Where does the string "Tracking" appear in the records? Copy each line that holds it.

Entries from a dataset of interfaces
□ □ □

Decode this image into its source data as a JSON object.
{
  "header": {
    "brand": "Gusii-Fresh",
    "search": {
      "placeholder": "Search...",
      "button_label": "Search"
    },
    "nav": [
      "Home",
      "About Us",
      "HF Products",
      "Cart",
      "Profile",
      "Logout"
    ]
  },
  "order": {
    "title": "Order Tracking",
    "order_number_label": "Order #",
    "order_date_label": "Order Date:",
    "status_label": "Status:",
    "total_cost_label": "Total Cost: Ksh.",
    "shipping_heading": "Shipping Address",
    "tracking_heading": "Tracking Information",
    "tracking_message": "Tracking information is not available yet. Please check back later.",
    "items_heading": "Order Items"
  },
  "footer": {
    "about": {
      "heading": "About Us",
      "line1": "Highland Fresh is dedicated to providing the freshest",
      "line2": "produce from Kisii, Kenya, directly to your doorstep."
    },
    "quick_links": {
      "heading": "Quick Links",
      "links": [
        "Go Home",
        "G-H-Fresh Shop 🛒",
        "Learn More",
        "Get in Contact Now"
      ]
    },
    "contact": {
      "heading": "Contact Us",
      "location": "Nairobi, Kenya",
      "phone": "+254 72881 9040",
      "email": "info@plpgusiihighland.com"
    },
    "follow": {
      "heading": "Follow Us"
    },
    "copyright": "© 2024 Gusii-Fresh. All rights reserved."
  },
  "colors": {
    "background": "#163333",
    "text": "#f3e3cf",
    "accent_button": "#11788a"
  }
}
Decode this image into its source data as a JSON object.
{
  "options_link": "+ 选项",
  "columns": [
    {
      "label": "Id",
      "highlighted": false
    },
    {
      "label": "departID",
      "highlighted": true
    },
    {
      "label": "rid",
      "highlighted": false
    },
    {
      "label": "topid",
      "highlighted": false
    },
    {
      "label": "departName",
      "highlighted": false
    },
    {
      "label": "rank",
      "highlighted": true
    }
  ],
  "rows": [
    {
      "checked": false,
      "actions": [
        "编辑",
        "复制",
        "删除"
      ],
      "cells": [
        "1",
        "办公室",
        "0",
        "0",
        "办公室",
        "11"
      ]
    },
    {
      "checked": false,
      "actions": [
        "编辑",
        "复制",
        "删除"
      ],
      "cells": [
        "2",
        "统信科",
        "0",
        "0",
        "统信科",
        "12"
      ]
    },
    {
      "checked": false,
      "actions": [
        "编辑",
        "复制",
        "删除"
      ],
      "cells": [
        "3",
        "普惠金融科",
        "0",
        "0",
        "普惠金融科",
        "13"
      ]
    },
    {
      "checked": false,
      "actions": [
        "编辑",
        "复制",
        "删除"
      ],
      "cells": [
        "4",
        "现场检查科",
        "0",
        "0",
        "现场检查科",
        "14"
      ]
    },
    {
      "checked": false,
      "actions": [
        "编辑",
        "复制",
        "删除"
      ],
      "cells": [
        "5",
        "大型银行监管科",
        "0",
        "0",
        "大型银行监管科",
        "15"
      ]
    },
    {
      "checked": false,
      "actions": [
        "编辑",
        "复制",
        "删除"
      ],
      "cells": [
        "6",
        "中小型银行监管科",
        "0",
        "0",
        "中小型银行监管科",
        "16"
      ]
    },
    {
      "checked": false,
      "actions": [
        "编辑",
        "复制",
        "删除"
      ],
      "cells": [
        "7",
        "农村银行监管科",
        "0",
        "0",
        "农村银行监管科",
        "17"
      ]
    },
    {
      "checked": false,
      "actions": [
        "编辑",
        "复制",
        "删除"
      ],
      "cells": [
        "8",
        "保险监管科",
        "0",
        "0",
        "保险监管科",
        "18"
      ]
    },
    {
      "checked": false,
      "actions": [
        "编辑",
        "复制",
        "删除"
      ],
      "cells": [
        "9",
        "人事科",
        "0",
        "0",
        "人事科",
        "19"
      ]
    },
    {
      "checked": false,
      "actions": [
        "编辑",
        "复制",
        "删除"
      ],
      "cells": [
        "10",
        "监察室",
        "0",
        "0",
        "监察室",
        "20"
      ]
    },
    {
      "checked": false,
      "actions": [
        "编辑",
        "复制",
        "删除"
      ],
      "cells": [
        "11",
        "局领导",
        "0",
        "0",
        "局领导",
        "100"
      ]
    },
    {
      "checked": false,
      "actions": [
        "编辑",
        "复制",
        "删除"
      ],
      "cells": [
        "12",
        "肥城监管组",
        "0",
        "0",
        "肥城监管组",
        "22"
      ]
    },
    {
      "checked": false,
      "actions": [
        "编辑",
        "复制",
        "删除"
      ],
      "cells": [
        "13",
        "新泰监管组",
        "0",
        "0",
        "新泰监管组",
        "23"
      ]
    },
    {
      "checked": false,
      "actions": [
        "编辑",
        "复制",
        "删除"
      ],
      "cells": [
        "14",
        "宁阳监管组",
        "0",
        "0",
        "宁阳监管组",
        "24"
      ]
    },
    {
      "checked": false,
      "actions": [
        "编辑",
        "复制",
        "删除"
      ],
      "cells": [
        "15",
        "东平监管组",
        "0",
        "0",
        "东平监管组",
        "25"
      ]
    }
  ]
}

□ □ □

# RESPONSE AREA
    "title": "Order Tracking",
    "tracking_heading": "Tracking Information",
    "tracking_message": "Tracking information is not available yet. Please check back later.",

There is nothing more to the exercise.